All in all, this looks like a famous victory for Helen Clarke who has almost certainly won a third term as prme minister. I'll update the results tomorrow but I do not expect them to vary much from now.

The comments at John Quiggan include some misguided souls who say the way the NZ parliament is elected is better than STV. I may post some thoughts on MMP v STV tomorrow, after I've tracked down some detail on the German election.

Update 2
At 12:05 am on 18/09/2005 NZ time, the results in terms of numbers of seats had not changed. there are 35000 overseas voters on the roll, and it's not clear from the Electoral Commission website how many of these have been counted. Special votes, by electors not on the roll with a claim to vote, are in the sme situation. 25000 ovrseas votes are unlikely to change this result, but we'll know more tomorrow.

There's been some really bad reporting on Wnston Peters, leader of New Zealand First. Natonal defeated him in his electorate of Tauranga. However, his party won list seats and he is the number 1 candidate for those seats so his election as a list MP is assured.

I'll update again tomorrow when the situation with special and overseas votes should be clearer and I've worked out what the Bundeswahlleiter is reporting in Germany.

16 September 2005

the ostrich in the greenhouse

Warming world blamed for more strong hurricanes
Worldwide since the 1970s, there has been a near-doubling in the number of Category 4 and 5 storms %u2013 the strength that saw Hurricane Katrina do such damage to the US Gulf coastline late in August 2005.

Peter Webster of the Georgia Institute of Technology, Atlanta, says the trend is global, has lasted over several decades and is connected to a steady worldwide increase in tropical sea temperatures. Because of all these factors, it is unlikely to be due to any known natural fluctuations in climate such as El Niño, the North Atlantic Oscillation or the Pacific Decadal Oscillation.
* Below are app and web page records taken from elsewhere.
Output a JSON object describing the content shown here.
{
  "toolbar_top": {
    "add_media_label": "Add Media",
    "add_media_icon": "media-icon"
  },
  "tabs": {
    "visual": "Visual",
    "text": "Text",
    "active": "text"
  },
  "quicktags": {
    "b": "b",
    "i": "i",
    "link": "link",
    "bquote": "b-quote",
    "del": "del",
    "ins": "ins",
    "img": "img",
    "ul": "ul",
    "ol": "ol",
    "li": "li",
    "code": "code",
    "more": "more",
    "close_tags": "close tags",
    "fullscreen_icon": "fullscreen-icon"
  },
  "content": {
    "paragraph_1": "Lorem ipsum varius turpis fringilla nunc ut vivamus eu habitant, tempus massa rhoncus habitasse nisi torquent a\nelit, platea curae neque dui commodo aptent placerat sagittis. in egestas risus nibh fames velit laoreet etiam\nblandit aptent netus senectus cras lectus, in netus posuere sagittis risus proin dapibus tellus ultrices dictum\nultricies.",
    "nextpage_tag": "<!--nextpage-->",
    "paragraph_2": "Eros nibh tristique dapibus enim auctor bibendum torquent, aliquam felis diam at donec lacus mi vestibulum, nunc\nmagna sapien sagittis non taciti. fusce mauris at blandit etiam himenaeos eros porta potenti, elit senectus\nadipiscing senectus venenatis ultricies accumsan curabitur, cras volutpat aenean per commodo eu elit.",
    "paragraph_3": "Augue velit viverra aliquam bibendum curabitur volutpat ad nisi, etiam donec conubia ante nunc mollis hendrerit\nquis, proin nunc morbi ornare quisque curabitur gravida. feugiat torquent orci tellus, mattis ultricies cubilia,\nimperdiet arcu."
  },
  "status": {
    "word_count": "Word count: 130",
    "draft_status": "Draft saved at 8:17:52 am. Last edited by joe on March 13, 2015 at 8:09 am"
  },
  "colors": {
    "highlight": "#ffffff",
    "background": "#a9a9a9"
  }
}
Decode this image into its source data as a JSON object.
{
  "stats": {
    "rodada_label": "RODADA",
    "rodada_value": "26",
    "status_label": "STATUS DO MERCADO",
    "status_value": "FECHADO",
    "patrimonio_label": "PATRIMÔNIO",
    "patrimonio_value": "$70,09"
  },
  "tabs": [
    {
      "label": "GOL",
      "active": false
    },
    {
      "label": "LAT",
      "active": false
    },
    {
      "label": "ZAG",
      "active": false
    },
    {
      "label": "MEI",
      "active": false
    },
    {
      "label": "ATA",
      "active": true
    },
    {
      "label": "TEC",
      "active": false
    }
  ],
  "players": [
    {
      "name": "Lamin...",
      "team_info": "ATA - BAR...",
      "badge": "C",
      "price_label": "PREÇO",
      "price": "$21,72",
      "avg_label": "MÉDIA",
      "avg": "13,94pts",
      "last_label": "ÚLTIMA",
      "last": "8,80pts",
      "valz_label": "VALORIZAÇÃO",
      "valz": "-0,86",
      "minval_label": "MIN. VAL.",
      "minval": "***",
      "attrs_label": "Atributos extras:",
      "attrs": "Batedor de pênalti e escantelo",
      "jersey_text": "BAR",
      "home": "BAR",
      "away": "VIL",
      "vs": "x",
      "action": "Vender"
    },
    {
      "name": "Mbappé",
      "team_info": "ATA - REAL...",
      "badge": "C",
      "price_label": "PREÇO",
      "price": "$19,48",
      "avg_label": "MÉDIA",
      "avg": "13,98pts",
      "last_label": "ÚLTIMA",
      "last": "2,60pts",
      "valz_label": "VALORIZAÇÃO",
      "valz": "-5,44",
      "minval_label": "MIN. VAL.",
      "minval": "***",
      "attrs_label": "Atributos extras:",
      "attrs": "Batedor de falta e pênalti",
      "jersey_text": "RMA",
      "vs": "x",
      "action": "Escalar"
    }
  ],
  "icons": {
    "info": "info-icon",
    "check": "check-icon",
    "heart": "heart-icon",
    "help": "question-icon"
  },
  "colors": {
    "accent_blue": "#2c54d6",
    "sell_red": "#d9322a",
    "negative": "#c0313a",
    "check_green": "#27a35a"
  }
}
"We can say with confidence that the trends in sea surface temperatures and hurricane intensity are connected to climate change," says Webster's co-author Judy Curry, also of the Georgia Institute of Technology. The team looked at the incidence of intense tropical storms and the study results are the strongest affirmation yet that Katrina-level hurricanes are becoming more frequent in a warmer world.

The study finds there has been no general increase in the total number of hurricanes, which are called cyclones when they appear outside the Atlantic. Nor is there any evidence of the formation of the oft-predicted "super-hurricanes". The worst hurricane in any year is usually no stronger than in previous years during the study period.

But the proportion of hurricanes reaching categories 4 or 5 - with wind speeds above 56 metres per second - has risen from 20% in the 1970s to 35% in the past decade.

"This trend has lasted for more than 30 years now. So the chances of it being natural are fairly remote," says Greg Holland of the National Center for Atmospheric Research (NCAR) at Boulder, Colorado.

Moreover, says Webster, natural fluctuations tend to be localised. "When the east Pacific warms, the west Pacific cools, for instance. But sea surface temperatures are rising throughout the tropics today." The surface waters in the tropical oceans are now around 0.5C warmer during hurricane seasons than 35 years ago.

The International Panel on Climate Change and Australia's own Greenhouse Office both make certain predictions about what the greenhouse world will be like.

More super-hurricanes? Check. More bushfires? Check. More droughts? Check. Greater intensity in all three? Check. Urgent government action to minimise the harm greenhouse will do the planet? Um...